Yet, the recent Russian decision to resume selling weapons to Pakistan could antagonize New Delhi, which still buys most of its arms from Russia. Russia’s decision to provide Pakistan with Mi-25 helicopter gunships designed to kill insurgents is another manifestation of Moscow’s policy of strengthening the capacity of Afghanistan’s neighbors to fight local militants that could also threaten Russian interests.

More broadly, in all these engagement efforts, Moscow has proved unable to overcome divisions among these foreign governments regarding how best to deal with Afghanistan, even among its closest allies. For example, while Russia is trying to beef up its CSTO alliance, Uzbekistan has quit that organization and is promoting a distinct 6+3 plan based on an expanded U.N. role. Meanwhile, China is hedging its bets by preparing to deal with the Taliban through the mediation of its close ally Pakistan. Even though each Central Asian state shares a deep history of political, economic, social, and cultural ties with Kabul (including a multitude of co-ethnics within the nations’ borders), each Central Asian government handles its relationship with Afghanistan primarily bilaterally, and often by pursuing  diverging policies. India and Pakistan both treat Afghanistan as an arena in which to compete for regional influence against the other. Iran, which partnered with Russia and India in the 1990s to strengthen the Northern Alliance against the Taliban, has also stood aloof from more recent Russian and other joint foreign initiatives in dealing with Afghanistan.

Finally, Russian officials are prudently hedging against a failure of these strategies by developing options to support the re-creation of ethnically based mini-states in northern Afghanistan designed, as in the 1990s, to serve as a buffer between the Taliban, whose strength is in the Pashtun regions of southern Afghanistan, and neighboring Central Asian countries. For example, Russian Defense Minister Sergei Shoigu has suggested creating “territorial formations” within Afghanistan to bolster CSTO border security. In May 2014, Igor Sergun, director of the Main Intelligence Directorate of the Russian General Staff, has said that the Russian military estimates the possibility of Afghanistan breaking up into ethnic enclaves backed by foreign powers at 31 percent.

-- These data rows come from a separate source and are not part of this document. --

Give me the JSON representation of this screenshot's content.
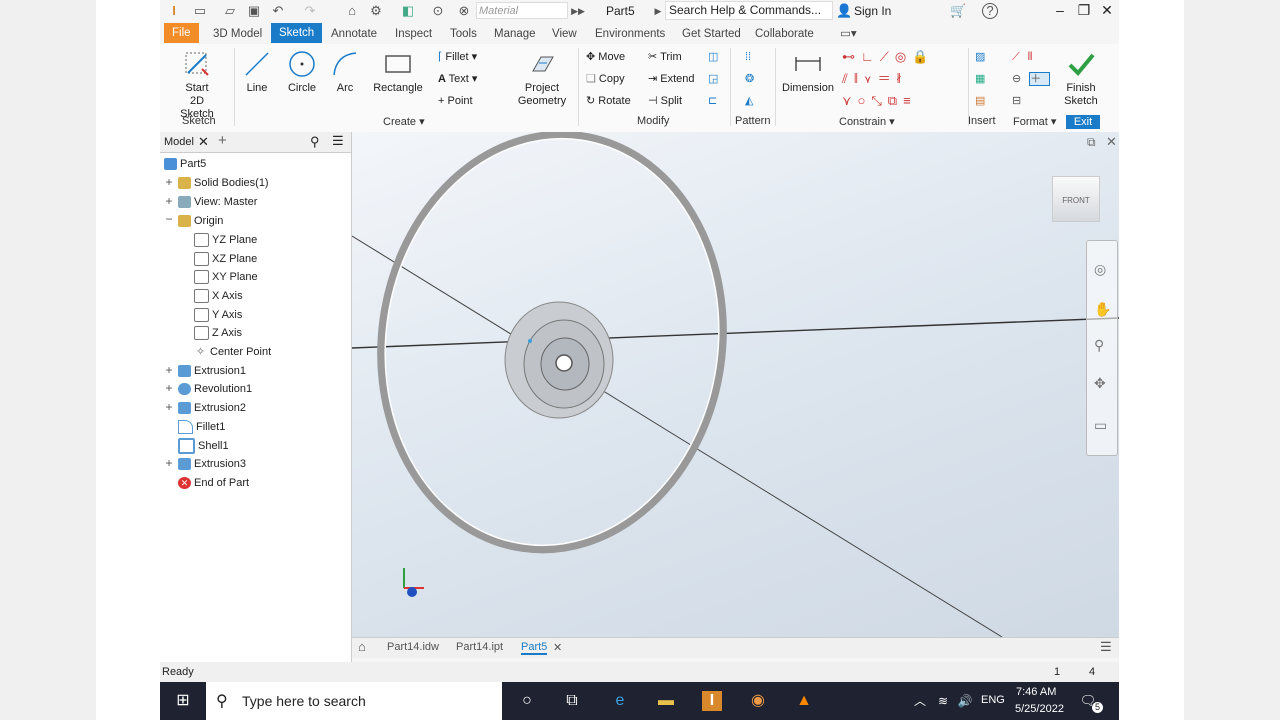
{
  "titlebar": {
    "material_placeholder": "Material",
    "doc_title": "Part5",
    "search_text": "Search Help & Commands...",
    "sign_in": "Sign In",
    "help_icon": "?"
  },
  "tabs": [
    "File",
    "3D Model",
    "Sketch",
    "Annotate",
    "Inspect",
    "Tools",
    "Manage",
    "View",
    "Environments",
    "Get Started",
    "Collaborate"
  ],
  "ribbon": {
    "start_sketch_label": "Start",
    "start_sketch_label2": "2D Sketch",
    "line": "Line",
    "circle": "Circle",
    "arc": "Arc",
    "rectangle": "Rectangle",
    "fillet": "Fillet",
    "text": "Text",
    "point": "Point",
    "project_geometry": "Project",
    "project_geometry2": "Geometry",
    "move": "Move",
    "copy": "Copy",
    "rotate": "Rotate",
    "trim": "Trim",
    "extend": "Extend",
    "split": "Split",
    "dimension": "Dimension",
    "finish_sketch": "Finish",
    "finish_sketch2": "Sketch",
    "panels": {
      "sketch": "Sketch",
      "create": "Create",
      "modify": "Modify",
      "pattern": "Pattern",
      "constrain": "Constrain",
      "insert": "Insert",
      "format": "Format",
      "exit": "Exit"
    }
  },
  "browser": {
    "tab": "Model",
    "items": [
      {
        "label": "Part5"
      },
      {
        "label": "Solid Bodies(1)"
      },
      {
        "label": "View: Master"
      },
      {
        "label": "Origin"
      },
      {
        "label": "YZ Plane"
      },
      {
        "label": "XZ Plane"
      },
      {
        "label": "XY Plane"
      },
      {
        "label": "X Axis"
      },
      {
        "label": "Y Axis"
      },
      {
        "label": "Z Axis"
      },
      {
        "label": "Center Point"
      },
      {
        "label": "Extrusion1"
      },
      {
        "label": "Revolution1"
      },
      {
        "label": "Extrusion2"
      },
      {
        "label": "Fillet1"
      },
      {
        "label": "Shell1"
      },
      {
        "label": "Extrusion3"
      },
      {
        "label": "End of Part"
      }
    ]
  },
  "viewcube": {
    "face": "FRONT"
  },
  "doc_tabs": [
    "Part14.idw",
    "Part14.ipt",
    "Part5"
  ],
  "status": {
    "text": "Ready",
    "num1": "1",
    "num2": "4"
  },
  "taskbar": {
    "search_placeholder": "Type here to search",
    "lang": "ENG",
    "time": "7:46 AM",
    "date": "5/25/2022",
    "notif_count": "5"
  },
  "colors": {
    "accent": "#1a7cc9",
    "file_tab": "#f28c28",
    "finish_check": "#2ea043"
  }
}
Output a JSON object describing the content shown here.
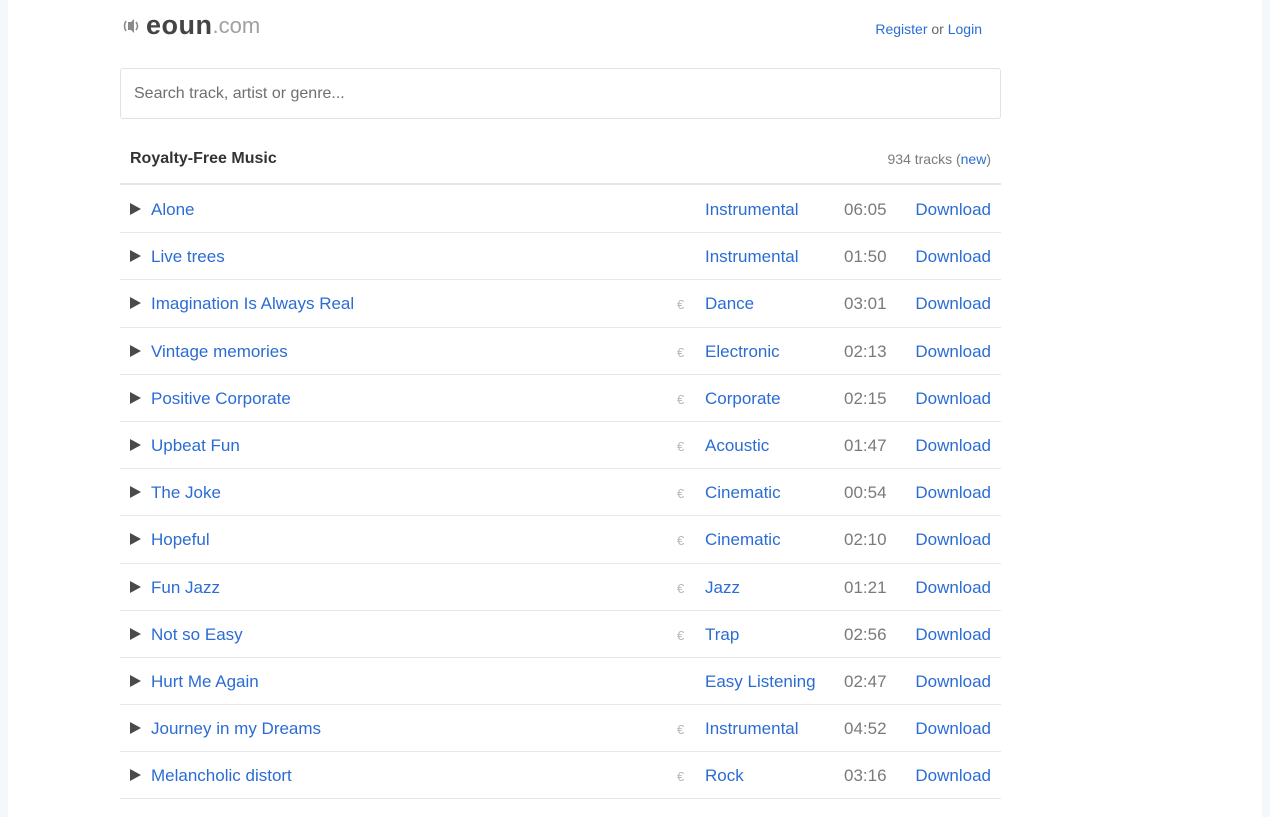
{
  "header": {
    "logo_icon": "speaker-sound-icon",
    "logo_name": "eoun",
    "logo_tld": ".com",
    "register_label": "Register",
    "or_label": " or ",
    "login_label": "Login"
  },
  "search": {
    "placeholder": "Search track, artist or genre..."
  },
  "list": {
    "title": "Royalty-Free Music",
    "count_text": "934 tracks (",
    "new_label": "new",
    "count_close": ")"
  },
  "tracks": [
    {
      "title": "Alone",
      "euro": "",
      "genre": "Instrumental",
      "duration": "06:05",
      "download": "Download"
    },
    {
      "title": "Live trees",
      "euro": "",
      "genre": "Instrumental",
      "duration": "01:50",
      "download": "Download"
    },
    {
      "title": "Imagination Is Always Real",
      "euro": "€",
      "genre": "Dance",
      "duration": "03:01",
      "download": "Download"
    },
    {
      "title": "Vintage memories",
      "euro": "€",
      "genre": "Electronic",
      "duration": "02:13",
      "download": "Download"
    },
    {
      "title": "Positive Corporate",
      "euro": "€",
      "genre": "Corporate",
      "duration": "02:15",
      "download": "Download"
    },
    {
      "title": "Upbeat Fun",
      "euro": "€",
      "genre": "Acoustic",
      "duration": "01:47",
      "download": "Download"
    },
    {
      "title": "The Joke",
      "euro": "€",
      "genre": "Cinematic",
      "duration": "00:54",
      "download": "Download"
    },
    {
      "title": "Hopeful",
      "euro": "€",
      "genre": "Cinematic",
      "duration": "02:10",
      "download": "Download"
    },
    {
      "title": "Fun Jazz",
      "euro": "€",
      "genre": "Jazz",
      "duration": "01:21",
      "download": "Download"
    },
    {
      "title": "Not so Easy",
      "euro": "€",
      "genre": "Trap",
      "duration": "02:56",
      "download": "Download"
    },
    {
      "title": "Hurt Me Again",
      "euro": "",
      "genre": "Easy Listening",
      "duration": "02:47",
      "download": "Download"
    },
    {
      "title": "Journey in my Dreams",
      "euro": "€",
      "genre": "Instrumental",
      "duration": "04:52",
      "download": "Download"
    },
    {
      "title": "Melancholic distort",
      "euro": "€",
      "genre": "Rock",
      "duration": "03:16",
      "download": "Download"
    }
  ],
  "colors": {
    "link": "#2b6cd4",
    "muted": "#7a7a7a",
    "text": "#333333"
  }
}
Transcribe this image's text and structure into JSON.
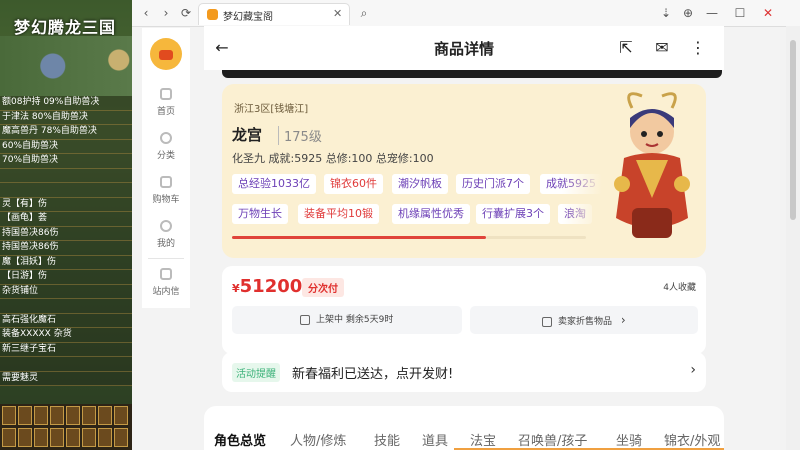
{
  "game": {
    "title": "梦幻腾龙三国",
    "lines": [
      "额08护持 09%自助兽决",
      "于津法 80%自助兽决",
      "魔高兽丹 78%自助兽决",
      "60%自助兽决",
      "70%自助兽决",
      "",
      "",
      "灵【有】伤",
      "【画龟】荟",
      "持国兽决86伤",
      "持国兽决86伤",
      "魔【泪妖】伤",
      "【日游】伤",
      "杂货铺位",
      "",
      "高石强化魔石",
      "装备XXXXX 杂货",
      "新三继子宝石",
      "",
      "需要魅灵"
    ]
  },
  "browser": {
    "tab_title": "梦幻藏宝阁",
    "nav": {
      "back": "‹",
      "forward": "›",
      "refresh": "⟳",
      "search": "⌕"
    },
    "window": {
      "download": "⇣",
      "globe": "⊕",
      "minimize": "—",
      "maximize": "☐",
      "close": "✕"
    }
  },
  "sidebar": {
    "items": [
      {
        "label": "首页"
      },
      {
        "label": "分类"
      },
      {
        "label": "购物车"
      },
      {
        "label": "我的"
      },
      {
        "label": "站内信"
      }
    ]
  },
  "header": {
    "title": "商品详情",
    "back": "←",
    "share": "⇱",
    "mail": "✉",
    "more": "⋮"
  },
  "character": {
    "server": "浙江3区[钱塘江]",
    "role": "龙宫",
    "level": "175级",
    "stats": "化圣九 成就:5925 总修:100 总宠修:100",
    "tags_row1": [
      {
        "text": "总经验1033亿",
        "color": "purple"
      },
      {
        "text": "锦衣60件",
        "color": "red"
      },
      {
        "text": "潮汐帆板",
        "color": "purple"
      },
      {
        "text": "历史门派7个",
        "color": "purple"
      },
      {
        "text": "成就5925",
        "color": "purple"
      }
    ],
    "tags_row2": [
      {
        "text": "万物生长",
        "color": "purple"
      },
      {
        "text": "装备平均10锻",
        "color": "red"
      },
      {
        "text": "机缘属性优秀",
        "color": "purple"
      },
      {
        "text": "行囊扩展3个",
        "color": "purple"
      },
      {
        "text": "浪淘",
        "color": "purple"
      }
    ]
  },
  "price": {
    "currency": "¥",
    "amount": "51200",
    "installment": "分次付",
    "favorites": "4人收藏",
    "listing": "上架中 剩余5天9时",
    "seller": "卖家折售物品",
    "seller_arrow": "›"
  },
  "activity": {
    "badge": "活动提醒",
    "text": "新春福利已送达，点开发财!",
    "arrow": "›"
  },
  "tabs": [
    "角色总览",
    "人物/修炼",
    "技能",
    "道具",
    "法宝",
    "召唤兽/孩子",
    "坐骑",
    "锦衣/外观"
  ]
}
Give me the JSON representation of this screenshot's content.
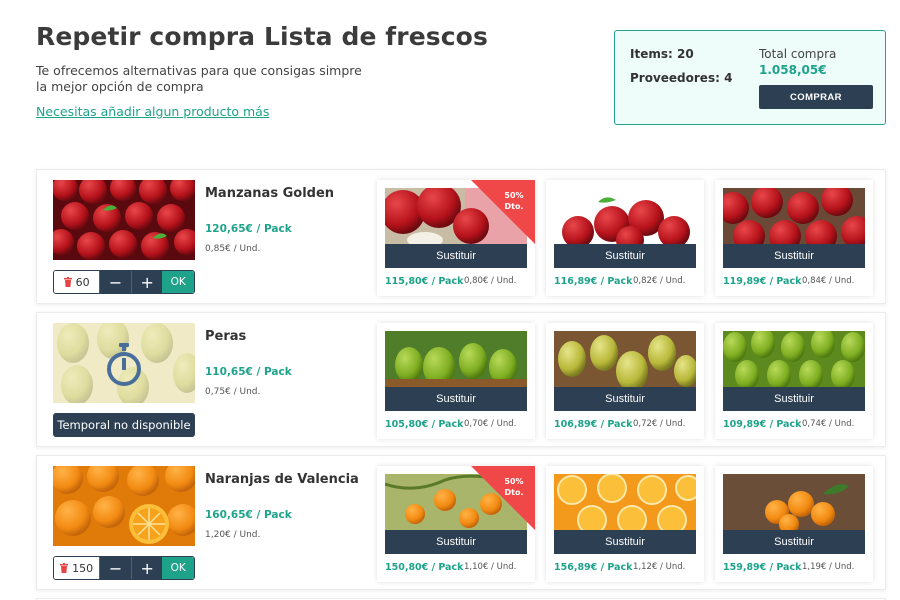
{
  "header": {
    "title": "Repetir compra Lista de frescos",
    "subtitle": "Te ofrecemos alternativas para que consigas simpre la mejor opción de compra",
    "link": "Necesitas añadir algun producto más"
  },
  "summary": {
    "items": "Items: 20",
    "providers": "Proveedores: 4",
    "total_label": "Total compra",
    "total_value": "1.058,05€",
    "buy_label": "COMPRAR"
  },
  "colors": {
    "accent": "#1ea38a",
    "dark": "#2d3f52",
    "ribbon": "#f04848"
  },
  "products": [
    {
      "name": "Manzanas Golden",
      "price": "120,65€ / Pack",
      "unit": "0,85€ / Und.",
      "quantity": "60",
      "ok_label": "OK",
      "alternatives": [
        {
          "price": "115,80€ / Pack",
          "unit": "0,80€ / Und.",
          "button": "Sustituir",
          "badge": "50% Dto."
        },
        {
          "price": "116,89€ / Pack",
          "unit": "0,82€ / Und.",
          "button": "Sustituir"
        },
        {
          "price": "119,89€ / Pack",
          "unit": "0,84€ / Und.",
          "button": "Sustituir"
        }
      ]
    },
    {
      "name": "Peras",
      "price": "110,65€ / Pack",
      "unit": "0,75€ / Und.",
      "status": "Temporal no disponible",
      "alternatives": [
        {
          "price": "105,80€ / Pack",
          "unit": "0,70€ / Und.",
          "button": "Sustituir"
        },
        {
          "price": "106,89€ / Pack",
          "unit": "0,72€ / Und.",
          "button": "Sustituir"
        },
        {
          "price": "109,89€ / Pack",
          "unit": "0,74€ / Und.",
          "button": "Sustituir"
        }
      ]
    },
    {
      "name": "Naranjas de Valencia",
      "price": "160,65€ / Pack",
      "unit": "1,20€ / Und.",
      "quantity": "150",
      "ok_label": "OK",
      "alternatives": [
        {
          "price": "150,80€ / Pack",
          "unit": "1,10€ / Und.",
          "button": "Sustituir",
          "badge": "50% Dto."
        },
        {
          "price": "156,89€ / Pack",
          "unit": "1,12€ / Und.",
          "button": "Sustituir"
        },
        {
          "price": "159,89€ / Pack",
          "unit": "1,19€ / Und.",
          "button": "Sustituir"
        }
      ]
    }
  ]
}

Russian officials have responded skeptically to President Barack Obama’s decision, announced last month, to request that almost 10,000 U.S. soldiers remain in Afghanistan in 2015 and 5,000 the following year, with perhaps half as many NATO troops accompanying them. Russia’s U.N. ambassador, Vitaly Churkin, has complained that the new withdrawal timetable was schedule- rather than conditions-based, with U.S. forces ending their Afghan mission in 2015 regardless of the situation on the ground. Yet Russian officials have called on Afghan politicians to renew their Bilateral Security Agreement with the United States so that American troops can remain in Afghanistan after this year. At the May 23- 24 Moscow International Security Conference, the Russian speakers criticized the U.S. military effort in Afghanistan but also reluctantly wanted the Western military campaign against the Taliban to continue beyond 2014. Perhaps the Kremlin is waiting to see whether the next Afghan president will sign the BSA, and whether the Obama administration will actually carry through on its troop proposal or, as with Syria and Iran, dilute it in the face of Afghan or congressional resistance.